As a man thinketh in his heart

Under the Net

(This review appeared in the ReadReverb newsletter, Nov 27, 2005, and on the ReadReverb website)

Can a debut novel be any more self-consciously intellectual? Murdoch burst onto the literary scene with Under The Net over fifty years ago, a book whose primary inspiration was philosophy, both as a taught subject and as a wellspring for ethical exploration, discussion and action. Is it possible to fashion an enjoyable novel out of the (at first sight) heavy, unyielding materials of existentialism and Platonic realism? Murdoch answers this question with a resounding yes, in the form of a cross between an Ealing comedy, a Chesterton mystery and a Wodehouse farce which far surpasses the sum of its genre parts.

The protagonist, Jake Donaghue, is a not-quite-failed hack, translator and author, who meanders rather than hurtles from one pecuniary crisis to the next. Turfed out of Magda's apartment with his foil, Finn, he plans to move in chez philosophy lecturer Dave, but instead finds himself embroiled in a bizarre mixture of plot and counterplot, all revolving around his old flame Anna, onetime mentor (and innate philosopher) Hugo Belfounder, and Jake's translation of a work by a little-known French writer.
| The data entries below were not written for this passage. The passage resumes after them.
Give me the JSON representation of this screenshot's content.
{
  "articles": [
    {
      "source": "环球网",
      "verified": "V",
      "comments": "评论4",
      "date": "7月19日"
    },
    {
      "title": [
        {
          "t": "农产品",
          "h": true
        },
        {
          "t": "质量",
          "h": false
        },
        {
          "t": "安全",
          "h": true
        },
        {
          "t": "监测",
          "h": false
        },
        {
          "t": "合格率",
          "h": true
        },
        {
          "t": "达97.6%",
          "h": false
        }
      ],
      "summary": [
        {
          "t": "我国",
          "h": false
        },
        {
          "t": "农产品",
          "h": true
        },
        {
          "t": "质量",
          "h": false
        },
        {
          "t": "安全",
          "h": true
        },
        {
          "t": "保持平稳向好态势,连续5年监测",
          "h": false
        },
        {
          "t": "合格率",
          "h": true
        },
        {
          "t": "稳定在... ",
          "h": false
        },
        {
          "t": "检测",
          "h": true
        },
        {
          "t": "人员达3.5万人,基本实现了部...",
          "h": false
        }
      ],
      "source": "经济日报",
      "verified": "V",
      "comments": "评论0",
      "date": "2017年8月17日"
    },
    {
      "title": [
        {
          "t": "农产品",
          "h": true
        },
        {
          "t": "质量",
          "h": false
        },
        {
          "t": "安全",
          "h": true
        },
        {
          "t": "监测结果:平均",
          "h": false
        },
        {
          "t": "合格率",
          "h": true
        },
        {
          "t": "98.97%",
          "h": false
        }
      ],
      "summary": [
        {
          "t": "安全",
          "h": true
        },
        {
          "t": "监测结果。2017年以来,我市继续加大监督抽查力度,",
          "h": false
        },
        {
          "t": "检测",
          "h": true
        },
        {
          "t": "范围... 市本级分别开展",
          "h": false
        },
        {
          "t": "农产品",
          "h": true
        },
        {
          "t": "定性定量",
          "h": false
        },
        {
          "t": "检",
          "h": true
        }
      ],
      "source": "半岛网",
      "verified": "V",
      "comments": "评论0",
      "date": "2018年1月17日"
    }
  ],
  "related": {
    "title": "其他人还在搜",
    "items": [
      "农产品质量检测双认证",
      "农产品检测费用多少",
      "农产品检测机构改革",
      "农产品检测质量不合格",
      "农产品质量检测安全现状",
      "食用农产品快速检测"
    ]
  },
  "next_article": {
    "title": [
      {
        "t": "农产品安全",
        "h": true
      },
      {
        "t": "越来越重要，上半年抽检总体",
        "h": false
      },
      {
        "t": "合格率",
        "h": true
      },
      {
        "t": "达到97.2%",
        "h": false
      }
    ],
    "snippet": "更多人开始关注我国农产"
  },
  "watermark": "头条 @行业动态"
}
Just when the plot seems as complicated as it can get---when he's stolen the canine filmstar Mister Mars and prompted Hugo to blow a hole in the side of his own film studio to escape from a Communist meeting raided by the police---a telegram arrives from Paris, and the reader must begin to be confused all over again.

Given the premise implies dense, unreadable wordiness, it's a surprise to find this book refreshing, exciting, humorous and even, occasionally, thrilling. Interestingly, although Donaghue often ponders a little too deeply---almost onanistically, especially during a particularly affected scene which actually turns out to be the early stage of a drunken bender, and thus largely excuses itself in retrospect---into the great theories of existence, he almost invariably acts and makes decisions with surgical, instinctive precision.

Indeed, much of Donaghue's internal monologues are presented with tongue in cheek at his natural chatterati leanings, while the book itself only ever wakes up in the presence of his Sartrean actions. With this shift of emphasis, Under the Net demonstrates the importance of moral constancy, during such emotional crises as might have unseated our rational appreciation of what it is to be good. That it manages to achieve such a high-minded goal while being a bright, robust, powerful read shows that a pill of any bitterness can in principle be sweetened, depending on the talents of the one who dispenses it.